Good News for Planet Earth
With the recent sad demise of RedCycle in Australia putting a damper on things, we decided to research some happier environmental news stories! We have collated our favourite initiatives of 2023 so far, on what is being done to make the world a better place.
Read on for our favourite happy environmental news stories:
- Rain Triggered Self-burying Seed Carrier: Scientists have developed a new biodegradable seed carrier design, this clever little device drills seeds into the ground to help them grow! These seeds can be dropped from a drone (aerial seeding) and used to reforest large or inaccessible areas post-fire, or to restore wildlands.
When a seed lies on the surface, it can be damaged by weather conditions or eaten by wildlife, resulting in low germination rates. The seed carrier has three coiled tails attached, which unwind when moistened and can carry seeds as large as those of whitebark pine trees. The seed carriers had an 80% success rate of getting seeds into the ground on flat land, reducing the risk of them blowing away or being eaten by animals.

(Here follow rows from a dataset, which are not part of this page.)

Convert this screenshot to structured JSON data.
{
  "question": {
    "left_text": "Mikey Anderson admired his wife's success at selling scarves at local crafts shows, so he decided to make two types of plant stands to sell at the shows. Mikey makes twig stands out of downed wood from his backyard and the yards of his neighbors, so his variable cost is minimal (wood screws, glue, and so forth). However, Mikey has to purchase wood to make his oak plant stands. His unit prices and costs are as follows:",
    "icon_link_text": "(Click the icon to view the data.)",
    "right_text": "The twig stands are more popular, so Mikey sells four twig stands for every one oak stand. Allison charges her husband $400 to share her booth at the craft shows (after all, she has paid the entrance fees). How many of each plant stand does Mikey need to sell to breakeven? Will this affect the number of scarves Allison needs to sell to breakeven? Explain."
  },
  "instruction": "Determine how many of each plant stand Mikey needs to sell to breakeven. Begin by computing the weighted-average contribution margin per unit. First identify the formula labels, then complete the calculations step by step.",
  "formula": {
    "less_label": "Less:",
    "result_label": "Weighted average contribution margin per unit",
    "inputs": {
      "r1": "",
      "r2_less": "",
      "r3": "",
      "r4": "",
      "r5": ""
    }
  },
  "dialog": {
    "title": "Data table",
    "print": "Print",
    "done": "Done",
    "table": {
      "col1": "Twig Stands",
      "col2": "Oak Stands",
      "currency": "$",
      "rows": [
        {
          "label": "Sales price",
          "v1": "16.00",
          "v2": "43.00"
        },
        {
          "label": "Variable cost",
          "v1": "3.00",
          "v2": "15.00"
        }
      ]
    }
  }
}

2. Notpla: edible food packaging made from seaweed, that can be used to replace plastic for things like juice, ketchup sachets and water. They saved 36,000 disposable plastic cups from being used in the London marathon with their edible ‘Notpla Ooho’; it’s essentially an edible water bubble. Seaweed is highly renewable as it is fast growing and doesn’t require freshwater or fertiliser.
3. Australia is to make an area the size of Germany into a marine park in the Southern Ocean. The plan is to triple the size of Macquarie Island protection zone to shield ‘remote wildlife wonderland’. The island between Tasmania and Antarctica is home to many seabirds, penguins and seals, and forms an important feeding and breeding ground.
Species including royal penguins, southern rockhopper penguins, subantarctic fur seals, southern elephant seals, black-browed albatrosses and grey petrels will be protected. The expansion would also increase the amount of protected area in Australia’s oceans to 48.2%.